PARCOUR heads to São Paulo
Dr David Williams | Image: The view from my hotel window on my first day in São Paulo.
With the result of the Brexit vote still ringing in our ears the UK PARCOUR team travelled to São Paulo, which provided the perfect opportunity to clear our heads and adjust to the possibility of a ‘new normal’ for the UK academic sector’s future without many of our closest partners. My day of travel started early, with a taxi booked for 4am and a 1-year old who decided to stay awake until 3am. So after just 45 minutes sleep I embarked on the trip from home to Schiphol, via Bristol Airport to take my first flight to South America.
The flight itself was largely uneventful, but the combination of both my size and that of KLMs economy class seats meant that sleep remained elusive. I did however have the opportunity to meet my first non-UK PARCOUR team member, Tuna who was sitting several rows away, on one of my many strolls around the aeroplane. Tuna had wisely elected to bring her Brazilian PhD student Igor with her, so on arrival, with the aid of a Portuguese speaker, we made our way easily into the mega-metropolis that is São Paulo for a hearty steak dinner before I finally made it to my much needed hotel bed.
In the UK we are constantly bombarded with images of Brazil, the long sandy beaches of Rio, or the lush verdant colours of the Amazon rainforest. So upon waking I quickly rushed over and opened my curtains to see Brazil for the first time in daylight. As you will see from the photo at first I felt I’d been lied to, but then out of the gloom, the city’s urban form began to emerge and I was excited. This is what we’d come for.

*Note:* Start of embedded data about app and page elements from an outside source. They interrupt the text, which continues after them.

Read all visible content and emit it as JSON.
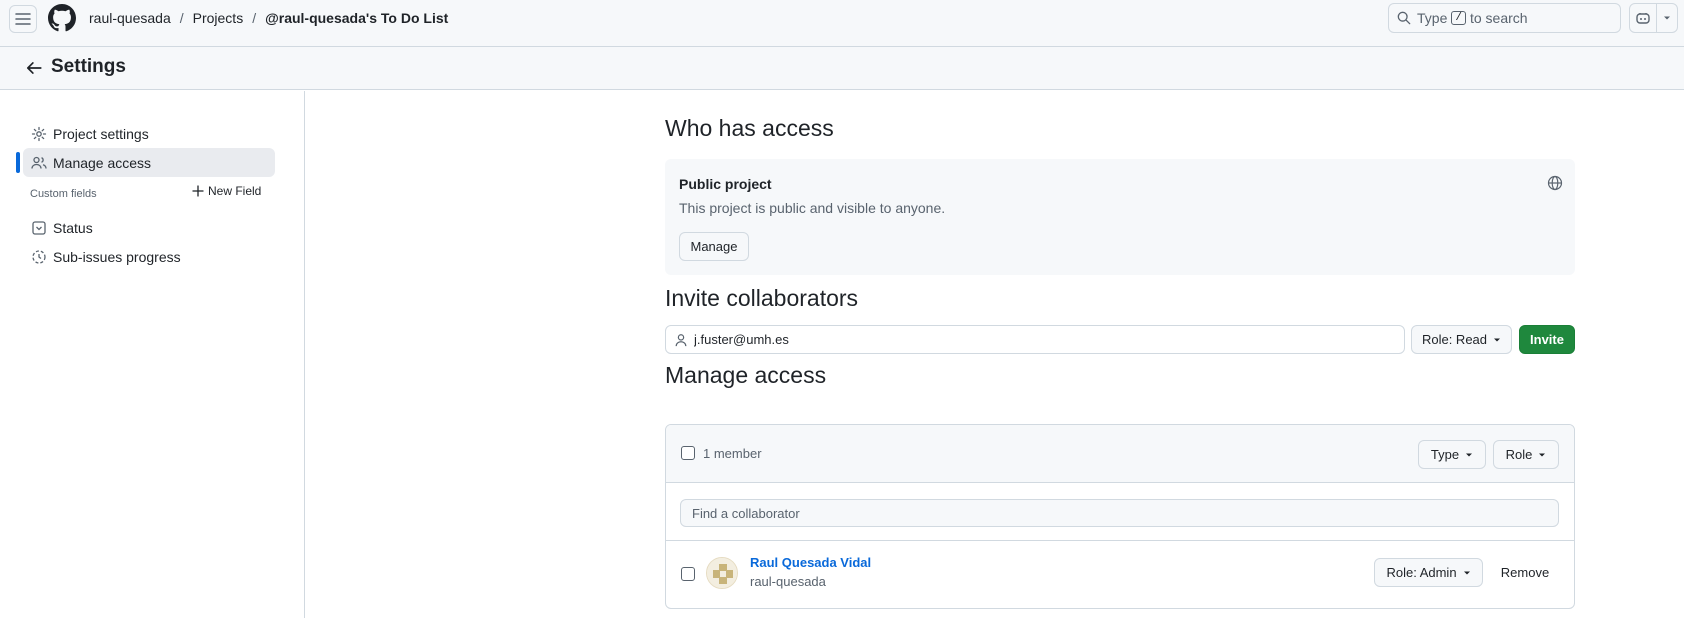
{
  "header": {
    "breadcrumbs": [
      {
        "label": "raul-quesada"
      },
      {
        "label": "Projects"
      },
      {
        "label": "@raul-quesada's To Do List"
      }
    ],
    "separator": "/",
    "search": {
      "prefix": "Type",
      "key": "/",
      "suffix": "to search"
    }
  },
  "settings_bar": {
    "title": "Settings"
  },
  "sidebar": {
    "items": [
      {
        "label": "Project settings",
        "icon": "gear-icon"
      },
      {
        "label": "Manage access",
        "icon": "people-icon",
        "active": true
      }
    ],
    "custom_fields_label": "Custom fields",
    "new_field_label": "New Field",
    "fields": [
      {
        "label": "Status",
        "icon": "single-select-icon"
      },
      {
        "label": "Sub-issues progress",
        "icon": "progress-icon"
      }
    ]
  },
  "main": {
    "who_has_access": {
      "title": "Who has access",
      "box_title": "Public project",
      "box_desc": "This project is public and visible to anyone.",
      "manage_label": "Manage"
    },
    "invite": {
      "title": "Invite collaborators",
      "input_value": "j.fuster@umh.es",
      "role_label": "Role: Read",
      "invite_label": "Invite"
    },
    "manage_access": {
      "title": "Manage access",
      "member_count": "1 member",
      "type_label": "Type",
      "role_label": "Role",
      "find_placeholder": "Find a collaborator",
      "members": [
        {
          "name": "Raul Quesada Vidal",
          "login": "raul-quesada",
          "role": "Role: Admin",
          "remove_label": "Remove"
        }
      ]
    }
  },
  "colors": {
    "accent": "#0969da",
    "invite_green": "#1f883d",
    "border": "#d1d9e0",
    "muted": "#59636e"
  }
}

That day we met with our Brazilian partners, Malu, Alvaro and Camila, who made us feel incredibly welcome. For me it was a chance to put names to faces and understand how incredibly exciting it was to be working as part of an international research project. We were taken on a tour of both the historic city centre and the new central business district of the city, where the favelas have been replaced with gleaming high rise buildings. In some places (as shown in the pictures below) both still sit next to each other.

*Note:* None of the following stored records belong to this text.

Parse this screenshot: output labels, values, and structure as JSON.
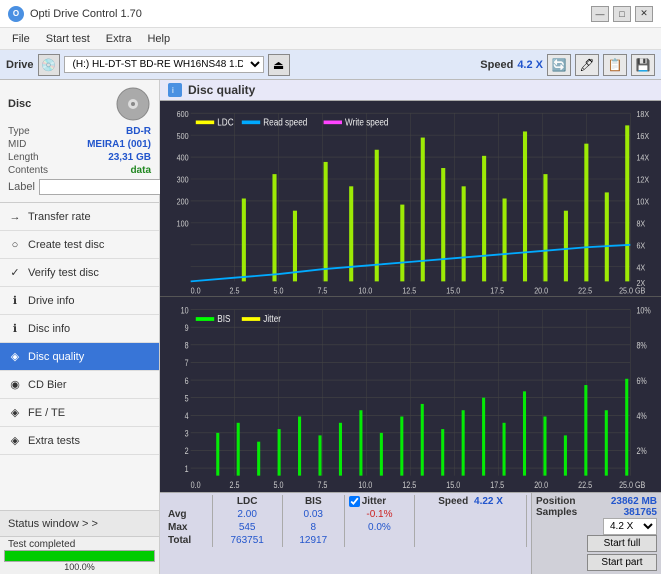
{
  "app": {
    "title": "Opti Drive Control 1.70",
    "logo": "O"
  },
  "titlebar": {
    "minimize": "—",
    "maximize": "□",
    "close": "✕"
  },
  "menubar": {
    "items": [
      "File",
      "Start test",
      "Extra",
      "Help"
    ]
  },
  "drive_bar": {
    "label": "Drive",
    "drive_name": "(H:)  HL-DT-ST BD-RE  WH16NS48 1.D3",
    "speed_label": "Speed",
    "speed_value": "4.2 X"
  },
  "disc": {
    "title": "Disc",
    "type_label": "Type",
    "type_value": "BD-R",
    "mid_label": "MID",
    "mid_value": "MEIRA1 (001)",
    "length_label": "Length",
    "length_value": "23,31 GB",
    "contents_label": "Contents",
    "contents_value": "data",
    "label_label": "Label",
    "label_value": ""
  },
  "nav_items": [
    {
      "id": "transfer-rate",
      "label": "Transfer rate",
      "icon": "→"
    },
    {
      "id": "create-test-disc",
      "label": "Create test disc",
      "icon": "💿"
    },
    {
      "id": "verify-test-disc",
      "label": "Verify test disc",
      "icon": "✓"
    },
    {
      "id": "drive-info",
      "label": "Drive info",
      "icon": "ℹ"
    },
    {
      "id": "disc-info",
      "label": "Disc info",
      "icon": "ℹ"
    },
    {
      "id": "disc-quality",
      "label": "Disc quality",
      "icon": "◈",
      "active": true
    },
    {
      "id": "cd-bier",
      "label": "CD Bier",
      "icon": "◉"
    },
    {
      "id": "fe-te",
      "label": "FE / TE",
      "icon": "◈"
    },
    {
      "id": "extra-tests",
      "label": "Extra tests",
      "icon": "◈"
    }
  ],
  "status_window": {
    "label": "Status window > >"
  },
  "progress": {
    "value": 100,
    "text": "100.0%",
    "status": "Test completed"
  },
  "quality_panel": {
    "title": "Disc quality"
  },
  "chart1": {
    "legend": [
      {
        "label": "LDC",
        "color": "#ffff00"
      },
      {
        "label": "Read speed",
        "color": "#00aaff"
      },
      {
        "label": "Write speed",
        "color": "#ff44ff"
      }
    ],
    "y_max": 600,
    "y_right_labels": [
      "18X",
      "16X",
      "14X",
      "12X",
      "10X",
      "8X",
      "6X",
      "4X",
      "2X"
    ],
    "x_labels": [
      "0.0",
      "2.5",
      "5.0",
      "7.5",
      "10.0",
      "12.5",
      "15.0",
      "17.5",
      "20.0",
      "22.5",
      "25.0 GB"
    ]
  },
  "chart2": {
    "legend": [
      {
        "label": "BIS",
        "color": "#00ff00"
      },
      {
        "label": "Jitter",
        "color": "#ffff00"
      }
    ],
    "y_left_labels": [
      "10",
      "9",
      "8",
      "7",
      "6",
      "5",
      "4",
      "3",
      "2",
      "1"
    ],
    "y_right_labels": [
      "10%",
      "8%",
      "6%",
      "4%",
      "2%"
    ],
    "x_labels": [
      "0.0",
      "2.5",
      "5.0",
      "7.5",
      "10.0",
      "12.5",
      "15.0",
      "17.5",
      "20.0",
      "22.5",
      "25.0 GB"
    ]
  },
  "stats": {
    "headers": [
      "LDC",
      "BIS",
      "",
      "Jitter",
      "Speed",
      "4.22 X"
    ],
    "jitter_checked": true,
    "rows": [
      {
        "label": "Avg",
        "ldc": "2.00",
        "bis": "0.03",
        "jitter": "-0.1%"
      },
      {
        "label": "Max",
        "ldc": "545",
        "bis": "8",
        "jitter": "0.0%"
      },
      {
        "label": "Total",
        "ldc": "763751",
        "bis": "12917",
        "jitter": ""
      }
    ],
    "position_label": "Position",
    "position_value": "23862 MB",
    "samples_label": "Samples",
    "samples_value": "381765",
    "speed_dropdown": "4.2 X",
    "start_full_label": "Start full",
    "start_part_label": "Start part",
    "jitter_label": "Jitter",
    "speed_label": "Speed",
    "speed_value": "4.22 X"
  }
}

From here we got down to the serious work of setting the parameters for the project. This included presenting the baseline for each of our case studies and identifying the next steps in terms of data collection and setting out the dissemination plan. With the hard work completed on the Friday and after another excellent meal we were left to fend for ourselves in the city until we flew home on the Sunday evening. As with the trip to Brazil, the journey home was uneventful, although again KLM’s economy class seats meant that once again sleep was elusive.
The trip demonstrated to me the importance of working with other countries, as you have your eyes opened to other theories, approaches and opportunities that simply do not exist within inward focused countries. This was something that we could not take for granted anymore as we returned to the uncertainty of Brexit Island.